On June 14, 2023, the Florida First District Court of Appeal (“DCA”) ruled in favor of our client, Joseph Silvia, and against Castle Key Insurance Company, finding Castle Key's attempt to avoid having a jury determine how much it owed on the claim—by invoking appraisal too late—failed under the law. The right to have our disputes determined by a jury of our peers is a fundamental right and pillar of our civil justice system. At TWWH, we trust citizens like you to determine how much an insurance company owes on the claim. In this Hurricane Michael dispute, TWWH attorneys, Stephanie Taylor and Phillip Warren, fought to protect and enforce Mr. Silvia's right to have his dispute judged by a jury of his peers.
After extensive briefing and oral argument, the First DCA found Castle Key waived its right to invoke appraisal months after litigation had begun. In insurance disputes, the policy often grants either party the right to invoke appraisal, as opposed to resolving the dispute in litigation. However, to preserve the right to invoke appraisal (and avoid litigation), an insurance company has to act consistently with that right. Here, the First DCA found Castle Key acted inconsistently with that right and, therefore, waived it. Meaning, Castle Key's attempt to thwart Mr. Silvia's lawsuit and avoid a trial by jury of his Hurricane Michael dispute by invoking appraisal came too little, too late. Now, whether Castle Key failed to fulfill its obligations to Mr. Silvia will be tried—not by appraisers and an umpire, but—by a jury of Mr. Silvia's peers.
The Silvia v. Castle Key Insurance Company Appeal
In this case—a Hurricane Michael insurance dispute—Castle Key had admitted coverage, leaving only the amount of the loss, i.e., how much Castle Key owed on the claim, as the sole remaining issue and making the matter ripe for appraisal. When Castle Key failed to pay our client the full amount of the loss, we filed suit. In response, Castle Key did not invoke appraisal. It answered the Complaint. In its Answer, Castle Key did not raise its right to appraisal. It demanded this dispute be tried before a jury. As litigation continued and the parties engaged in discovery, Castle Key did not, at that point, attempt to invoke its right to appraisal. It participated in the exchange of documents and information. Despite these numerous actions Castle Key took that were inconsistent with its right to invoke appraisal, the trial court ultimately granted Castle Key's motion to compel appraisal.
Castle Key also took the bold and unfounded position that the first moment a matter becomes ripe for appraisal is not when the last issue to decide is the amount in controversy, it is when the policyholder prepares and produces a settlement demand. Unfortunately for Castle Key, this is not the law. And, that is the reason the First DCA ruled against Castle Key on this argument and found, as the law states, that: 1) a matter becomes ripe for appraisal when the only remaining issue is the amount in controversy; and 2) when a party then takes actions inconsistent with its right to appraisal—as Castle Key did here—this constitutes a waiver of that right.

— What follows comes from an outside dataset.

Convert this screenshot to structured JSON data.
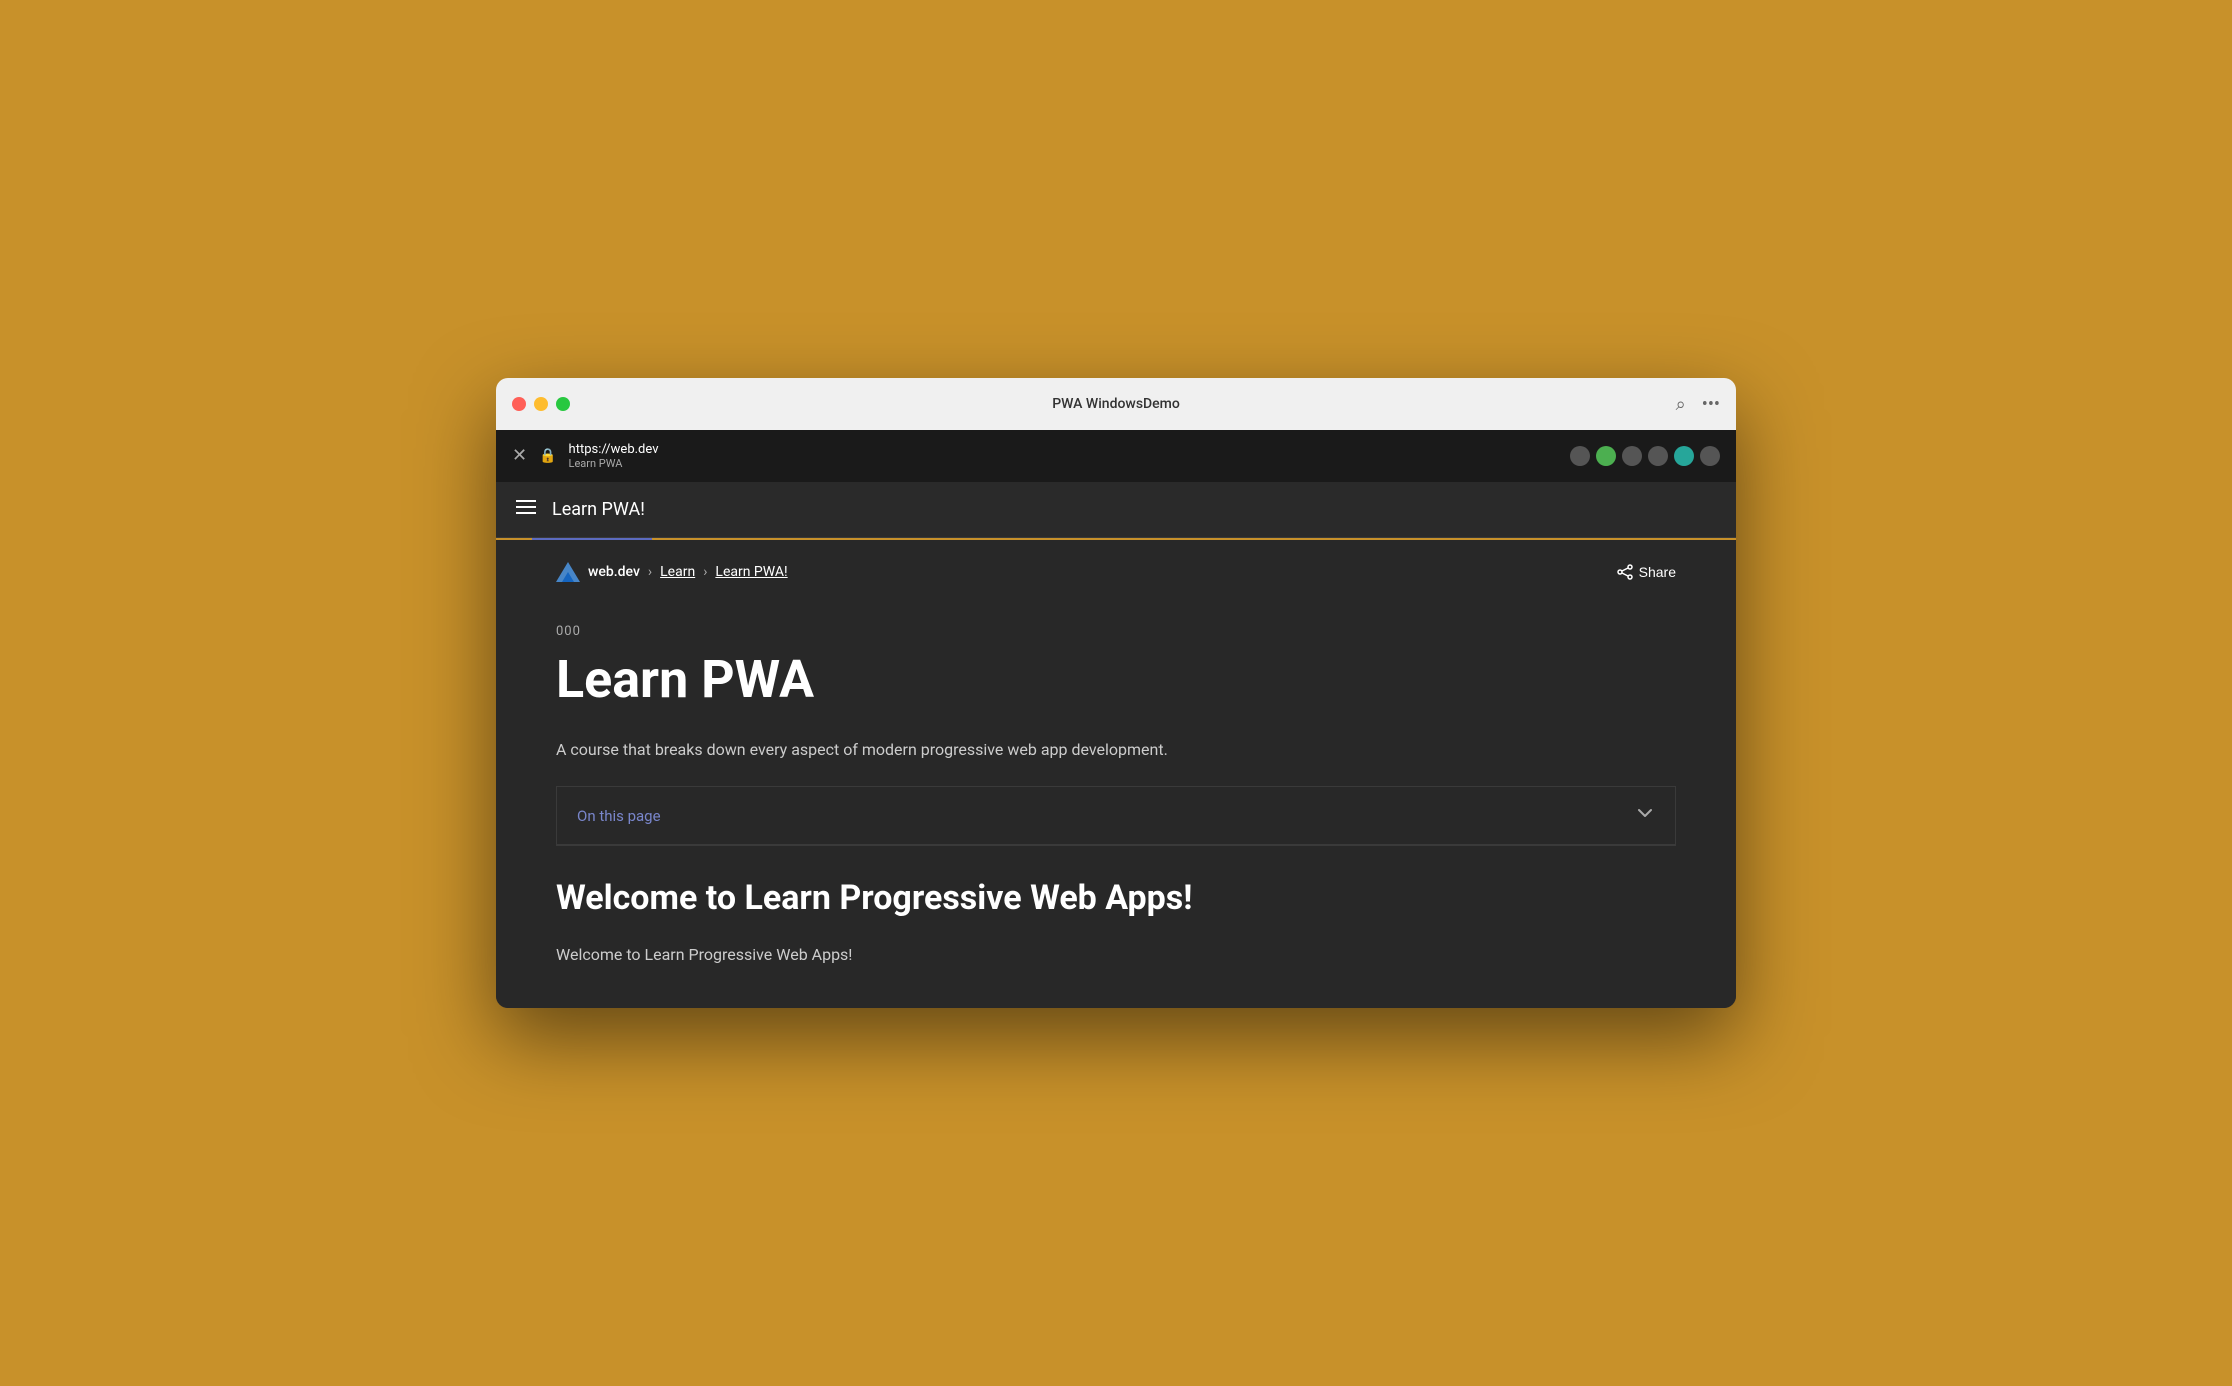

Quotes from the Justices
Justice Ray wrote the majority opinion, in which Justice Thomas and Justice Tanenbaum concurred. In Ray's words:
“[T]he record does not show that Castle Key deliberately evaluated the nature of the claims and then invoked appraisal at the first reasonable opportunity. Instead, Castle Key actively participated in litigation, which conflicted with and thus waived its right to appraisal.”
In his concurring opinion, Justice Tanenbaum found “Castle Key's lack of diligence in enforcing the appraisal right” made its late attempt to invoke appraisal “suspect.”
You can read the First DCA Silvia opinion here.
TWWH Attorney, Stephanie Taylor, Crushed the Oral Argument on Appeal
TWWH attorneys, Stephanie Taylor and Phillip Warren, represented Mr. Silvia before the trial court and brought this appeal before the First DCA after the trial court ruled erroneously in favor of Castle Key. On June 7, 2022, Stephanie Taylor appeared before the First DCA to attend the oral argument and fight for Mr. Silvia's right to a jury trial in this case. You can watch the video from Stephanie's June 7th oral argument before the First DCA via the link below. We are so proud of Stephanie's courage and poise before the court.
At TWWH, we are prepared to fight insurance companies not only before litigation, but also during litigation and even to appeal incorrect legal decisions, as Stephanie and the team did in this case. We are also proud of the First DCA for carefully considering our appeal, weighing the evidence, and applying the law to the facts in issuing this opinion. The only way we can help policyholders just like you hold big, powerful insurance companies accountable is through our civil justice system, and the system only works when all parties involved respect the law and the process. Please help us congratulate our client, Joseph Silvia, on this significant win.